‘Lightspeed’s riff may sound like a weird take on ‘Funky Town’ at first, but the way it allows a controlled, almost organic evolution of its initial format is both admirable and intriguing. The majestic combination of piano and voice in ‘Eternity’ momentarily transports us to Klaus Nomi’s take of ‘The Cold Song’, while intensely visual orchestrations operate in the background; suddenly the song changes and synths invade, lifting us from the ground and filling in the blanks, like a coda of a goodbye.

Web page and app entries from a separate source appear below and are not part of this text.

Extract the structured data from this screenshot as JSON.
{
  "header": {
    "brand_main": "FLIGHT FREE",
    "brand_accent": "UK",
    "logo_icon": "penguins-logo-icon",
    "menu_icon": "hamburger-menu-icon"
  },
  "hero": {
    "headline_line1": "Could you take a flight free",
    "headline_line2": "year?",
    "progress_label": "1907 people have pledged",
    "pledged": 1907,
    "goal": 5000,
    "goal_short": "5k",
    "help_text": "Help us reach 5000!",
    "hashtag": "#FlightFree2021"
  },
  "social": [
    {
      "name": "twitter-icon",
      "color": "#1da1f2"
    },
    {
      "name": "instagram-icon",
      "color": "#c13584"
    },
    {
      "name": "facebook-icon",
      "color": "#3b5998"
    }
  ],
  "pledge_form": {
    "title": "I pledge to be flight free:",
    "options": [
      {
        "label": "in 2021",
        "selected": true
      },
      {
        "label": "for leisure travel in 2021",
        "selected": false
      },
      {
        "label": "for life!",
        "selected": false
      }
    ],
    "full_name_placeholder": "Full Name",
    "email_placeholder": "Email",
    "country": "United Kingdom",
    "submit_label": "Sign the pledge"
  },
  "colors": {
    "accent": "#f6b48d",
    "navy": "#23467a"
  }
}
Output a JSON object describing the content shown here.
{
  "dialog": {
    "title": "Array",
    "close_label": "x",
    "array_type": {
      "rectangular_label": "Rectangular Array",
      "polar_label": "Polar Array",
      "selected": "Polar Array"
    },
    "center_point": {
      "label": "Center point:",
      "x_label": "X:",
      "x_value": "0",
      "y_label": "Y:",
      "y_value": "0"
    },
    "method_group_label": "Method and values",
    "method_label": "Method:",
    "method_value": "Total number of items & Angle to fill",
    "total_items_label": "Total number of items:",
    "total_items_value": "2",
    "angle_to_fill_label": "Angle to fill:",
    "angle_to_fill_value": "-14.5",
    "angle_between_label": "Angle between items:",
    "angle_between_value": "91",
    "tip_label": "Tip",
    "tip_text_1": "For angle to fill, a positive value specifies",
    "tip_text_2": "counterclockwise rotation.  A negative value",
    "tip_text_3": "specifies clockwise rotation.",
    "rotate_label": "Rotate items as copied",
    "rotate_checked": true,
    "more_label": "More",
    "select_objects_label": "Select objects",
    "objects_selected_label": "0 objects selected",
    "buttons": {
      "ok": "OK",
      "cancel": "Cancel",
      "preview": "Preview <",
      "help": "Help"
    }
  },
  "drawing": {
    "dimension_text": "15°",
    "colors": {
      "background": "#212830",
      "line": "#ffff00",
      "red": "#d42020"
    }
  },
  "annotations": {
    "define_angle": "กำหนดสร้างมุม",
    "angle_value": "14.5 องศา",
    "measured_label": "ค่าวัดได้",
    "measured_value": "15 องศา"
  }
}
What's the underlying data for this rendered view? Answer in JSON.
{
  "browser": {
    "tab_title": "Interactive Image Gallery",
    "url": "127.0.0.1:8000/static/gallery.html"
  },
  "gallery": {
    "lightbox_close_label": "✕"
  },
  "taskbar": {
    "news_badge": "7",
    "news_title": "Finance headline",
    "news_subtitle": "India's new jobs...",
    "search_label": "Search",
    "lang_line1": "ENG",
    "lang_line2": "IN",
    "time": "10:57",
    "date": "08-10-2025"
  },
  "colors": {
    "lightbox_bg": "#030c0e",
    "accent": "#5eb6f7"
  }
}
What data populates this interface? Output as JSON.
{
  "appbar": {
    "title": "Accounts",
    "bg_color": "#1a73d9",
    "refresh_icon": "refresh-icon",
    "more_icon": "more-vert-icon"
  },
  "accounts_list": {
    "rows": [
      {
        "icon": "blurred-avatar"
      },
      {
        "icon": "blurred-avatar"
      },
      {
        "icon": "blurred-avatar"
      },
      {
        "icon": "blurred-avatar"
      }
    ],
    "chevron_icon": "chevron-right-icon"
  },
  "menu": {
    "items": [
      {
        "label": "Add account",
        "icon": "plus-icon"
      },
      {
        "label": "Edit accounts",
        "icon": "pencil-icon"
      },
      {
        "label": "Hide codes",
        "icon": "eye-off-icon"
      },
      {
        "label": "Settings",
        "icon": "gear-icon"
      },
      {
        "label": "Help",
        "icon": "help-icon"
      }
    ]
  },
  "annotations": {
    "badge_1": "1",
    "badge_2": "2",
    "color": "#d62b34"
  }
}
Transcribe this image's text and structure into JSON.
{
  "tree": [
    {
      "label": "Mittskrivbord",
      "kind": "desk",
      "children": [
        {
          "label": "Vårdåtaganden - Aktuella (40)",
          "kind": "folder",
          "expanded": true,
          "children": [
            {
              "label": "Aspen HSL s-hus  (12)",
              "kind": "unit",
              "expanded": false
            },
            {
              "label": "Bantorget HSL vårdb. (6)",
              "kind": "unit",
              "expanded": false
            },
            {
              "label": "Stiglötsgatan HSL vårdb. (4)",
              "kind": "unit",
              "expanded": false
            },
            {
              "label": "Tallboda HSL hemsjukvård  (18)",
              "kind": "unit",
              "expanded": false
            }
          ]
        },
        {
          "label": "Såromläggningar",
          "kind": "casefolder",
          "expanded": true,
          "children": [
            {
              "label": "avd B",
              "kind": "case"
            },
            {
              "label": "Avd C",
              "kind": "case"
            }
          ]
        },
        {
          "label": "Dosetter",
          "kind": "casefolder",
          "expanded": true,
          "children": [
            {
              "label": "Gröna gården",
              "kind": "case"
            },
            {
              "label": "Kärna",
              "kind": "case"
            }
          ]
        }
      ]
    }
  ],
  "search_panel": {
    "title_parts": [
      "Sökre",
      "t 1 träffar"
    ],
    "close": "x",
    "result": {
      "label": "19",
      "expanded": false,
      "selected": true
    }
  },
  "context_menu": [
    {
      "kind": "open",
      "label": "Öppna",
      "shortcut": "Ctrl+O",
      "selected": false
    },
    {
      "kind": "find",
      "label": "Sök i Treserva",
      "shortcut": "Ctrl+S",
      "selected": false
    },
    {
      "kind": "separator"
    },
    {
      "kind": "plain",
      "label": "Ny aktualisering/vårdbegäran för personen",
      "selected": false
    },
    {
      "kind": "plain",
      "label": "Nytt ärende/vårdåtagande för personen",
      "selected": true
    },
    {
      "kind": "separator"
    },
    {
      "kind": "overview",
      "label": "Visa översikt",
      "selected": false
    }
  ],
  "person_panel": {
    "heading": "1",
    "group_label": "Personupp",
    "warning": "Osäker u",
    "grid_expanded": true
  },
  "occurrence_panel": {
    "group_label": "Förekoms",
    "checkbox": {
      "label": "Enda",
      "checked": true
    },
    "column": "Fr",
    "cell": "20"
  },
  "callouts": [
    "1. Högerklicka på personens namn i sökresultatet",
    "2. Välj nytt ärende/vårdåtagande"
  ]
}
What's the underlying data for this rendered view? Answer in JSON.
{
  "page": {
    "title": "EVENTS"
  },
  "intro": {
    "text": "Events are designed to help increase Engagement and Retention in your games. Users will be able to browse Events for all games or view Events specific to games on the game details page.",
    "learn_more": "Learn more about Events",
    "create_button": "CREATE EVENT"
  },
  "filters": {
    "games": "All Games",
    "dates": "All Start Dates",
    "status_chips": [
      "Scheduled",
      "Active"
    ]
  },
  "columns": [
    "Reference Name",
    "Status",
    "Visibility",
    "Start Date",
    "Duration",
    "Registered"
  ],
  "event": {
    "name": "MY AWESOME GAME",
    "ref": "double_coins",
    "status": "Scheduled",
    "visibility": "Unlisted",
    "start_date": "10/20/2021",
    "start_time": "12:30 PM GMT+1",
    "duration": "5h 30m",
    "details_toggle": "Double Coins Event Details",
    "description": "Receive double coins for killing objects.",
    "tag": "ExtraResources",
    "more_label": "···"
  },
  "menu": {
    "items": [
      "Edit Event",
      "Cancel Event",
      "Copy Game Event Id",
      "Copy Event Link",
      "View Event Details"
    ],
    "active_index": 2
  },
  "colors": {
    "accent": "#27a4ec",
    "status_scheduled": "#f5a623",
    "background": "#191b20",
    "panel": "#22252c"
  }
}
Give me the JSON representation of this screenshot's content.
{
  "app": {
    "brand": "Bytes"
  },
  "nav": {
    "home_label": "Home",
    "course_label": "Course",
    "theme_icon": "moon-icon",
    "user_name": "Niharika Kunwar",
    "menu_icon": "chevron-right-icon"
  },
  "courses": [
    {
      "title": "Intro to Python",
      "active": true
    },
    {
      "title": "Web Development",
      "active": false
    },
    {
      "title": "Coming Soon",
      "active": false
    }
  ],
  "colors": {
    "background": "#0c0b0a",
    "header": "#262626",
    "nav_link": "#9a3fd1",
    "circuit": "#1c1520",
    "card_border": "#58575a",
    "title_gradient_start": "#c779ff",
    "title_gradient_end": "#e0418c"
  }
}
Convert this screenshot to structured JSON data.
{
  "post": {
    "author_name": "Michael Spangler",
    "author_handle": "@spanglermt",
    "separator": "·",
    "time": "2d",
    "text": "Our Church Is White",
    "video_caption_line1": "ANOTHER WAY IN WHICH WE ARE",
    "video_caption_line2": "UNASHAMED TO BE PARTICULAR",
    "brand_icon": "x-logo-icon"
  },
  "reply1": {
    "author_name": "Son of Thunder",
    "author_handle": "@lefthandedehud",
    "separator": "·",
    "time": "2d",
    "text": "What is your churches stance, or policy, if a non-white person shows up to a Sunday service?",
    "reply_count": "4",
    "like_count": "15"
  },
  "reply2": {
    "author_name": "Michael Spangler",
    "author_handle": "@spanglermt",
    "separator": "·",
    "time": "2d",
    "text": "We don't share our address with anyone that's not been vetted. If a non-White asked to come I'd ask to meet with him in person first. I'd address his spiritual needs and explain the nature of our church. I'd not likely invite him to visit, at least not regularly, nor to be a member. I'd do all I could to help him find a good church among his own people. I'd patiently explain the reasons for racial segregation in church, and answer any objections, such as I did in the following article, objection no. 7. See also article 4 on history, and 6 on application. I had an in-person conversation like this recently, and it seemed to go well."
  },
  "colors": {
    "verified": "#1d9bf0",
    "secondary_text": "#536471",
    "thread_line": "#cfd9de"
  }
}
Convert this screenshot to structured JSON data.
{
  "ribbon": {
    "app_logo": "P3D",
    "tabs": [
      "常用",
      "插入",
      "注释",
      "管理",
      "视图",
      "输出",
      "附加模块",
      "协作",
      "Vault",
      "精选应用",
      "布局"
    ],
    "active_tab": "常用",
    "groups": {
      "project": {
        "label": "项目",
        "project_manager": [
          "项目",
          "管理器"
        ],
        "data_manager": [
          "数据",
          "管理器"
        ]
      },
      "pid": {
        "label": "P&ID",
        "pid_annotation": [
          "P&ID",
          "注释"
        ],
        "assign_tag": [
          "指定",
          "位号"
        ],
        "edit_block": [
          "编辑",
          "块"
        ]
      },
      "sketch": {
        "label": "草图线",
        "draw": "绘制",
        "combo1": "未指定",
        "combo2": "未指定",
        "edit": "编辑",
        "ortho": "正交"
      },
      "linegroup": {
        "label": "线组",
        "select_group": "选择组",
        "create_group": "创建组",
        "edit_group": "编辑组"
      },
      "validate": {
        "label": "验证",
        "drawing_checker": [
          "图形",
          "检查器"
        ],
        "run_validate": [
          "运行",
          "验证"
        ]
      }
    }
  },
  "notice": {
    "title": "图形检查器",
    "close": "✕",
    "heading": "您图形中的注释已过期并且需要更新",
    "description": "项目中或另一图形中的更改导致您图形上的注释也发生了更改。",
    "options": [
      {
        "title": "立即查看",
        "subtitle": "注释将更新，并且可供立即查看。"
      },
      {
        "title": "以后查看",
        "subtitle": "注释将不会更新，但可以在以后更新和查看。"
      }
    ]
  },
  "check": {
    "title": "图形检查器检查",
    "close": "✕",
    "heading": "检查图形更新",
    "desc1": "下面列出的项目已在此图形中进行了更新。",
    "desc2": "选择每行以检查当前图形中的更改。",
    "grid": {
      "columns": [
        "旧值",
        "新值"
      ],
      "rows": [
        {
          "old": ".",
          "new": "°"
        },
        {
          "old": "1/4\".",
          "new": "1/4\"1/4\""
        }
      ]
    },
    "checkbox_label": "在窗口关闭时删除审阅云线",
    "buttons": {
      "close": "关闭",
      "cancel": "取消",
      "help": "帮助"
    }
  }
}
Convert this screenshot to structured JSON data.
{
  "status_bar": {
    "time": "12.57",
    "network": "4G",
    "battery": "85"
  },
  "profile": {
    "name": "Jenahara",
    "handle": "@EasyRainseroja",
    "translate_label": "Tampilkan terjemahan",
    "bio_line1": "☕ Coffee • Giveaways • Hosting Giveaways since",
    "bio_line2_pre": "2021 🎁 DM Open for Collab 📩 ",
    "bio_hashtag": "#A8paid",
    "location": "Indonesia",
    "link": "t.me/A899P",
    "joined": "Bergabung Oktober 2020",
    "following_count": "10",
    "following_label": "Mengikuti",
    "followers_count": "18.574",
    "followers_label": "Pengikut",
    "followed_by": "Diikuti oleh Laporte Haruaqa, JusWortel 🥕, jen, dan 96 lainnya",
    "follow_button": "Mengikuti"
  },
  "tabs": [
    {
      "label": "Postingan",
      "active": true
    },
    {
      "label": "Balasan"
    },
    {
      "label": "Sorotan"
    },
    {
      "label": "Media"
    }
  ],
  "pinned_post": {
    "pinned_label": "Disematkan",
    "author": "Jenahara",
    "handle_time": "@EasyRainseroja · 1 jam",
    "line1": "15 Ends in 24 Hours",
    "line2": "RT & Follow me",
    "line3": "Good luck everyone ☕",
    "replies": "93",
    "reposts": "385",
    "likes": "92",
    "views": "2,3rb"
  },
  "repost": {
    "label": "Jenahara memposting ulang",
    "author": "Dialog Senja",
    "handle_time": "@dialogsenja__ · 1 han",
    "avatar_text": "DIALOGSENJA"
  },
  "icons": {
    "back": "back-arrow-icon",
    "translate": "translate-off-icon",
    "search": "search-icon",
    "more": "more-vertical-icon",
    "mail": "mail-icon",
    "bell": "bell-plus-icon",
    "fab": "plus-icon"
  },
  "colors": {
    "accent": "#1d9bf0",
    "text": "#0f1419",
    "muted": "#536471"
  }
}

‘Nozomi’ is my absolute favourite track of Voyager, an intricate construction whose faux-delayed cadence evokes the hypnotic layers of La Femme’s ‘Sphinx’. The reason that I immediately connected to the track is because it is built around a paradox: in spite of being initially unimpressive and admittedly bringing nothing new, something suddenly changes in its structure which causes an unexpected turn. By altering the ordinary only in almost unnoticeable ways, ‘Nozomi’ evokes identifiable insanity and at the same time it allows a loss of purpose in its own self.

‘Sweet Cigarette’ - an intense yet rather uninventive ode to the pleasures of smoking - precedes the closer: ‘Don’t Leave Me Now’ is an impromptu cover of the Supertramp classic from their 1982 LP ...Famous Last Words, and although properly minimalist in a very striped-down synth way, is probably my least favourite track. It’s a shame since the closer often carries the most weight regarding the aftertaste.

All in all, Voyager is both a pleasant surprise and an addiction: I listened to it at least five times in a row, which I believe is one of the greatest compliments one can pay to an album. Sure, I’m a fan of all kinds of disco (italo, euro, space, you name it) and consider myself to be a sucker for a nice dry, insistent beat, but I also like my get-down to be melodic. Voyager compiles all the above, and although it brings nothing exceptionally new to the world of electronica, it is definitely worth your time.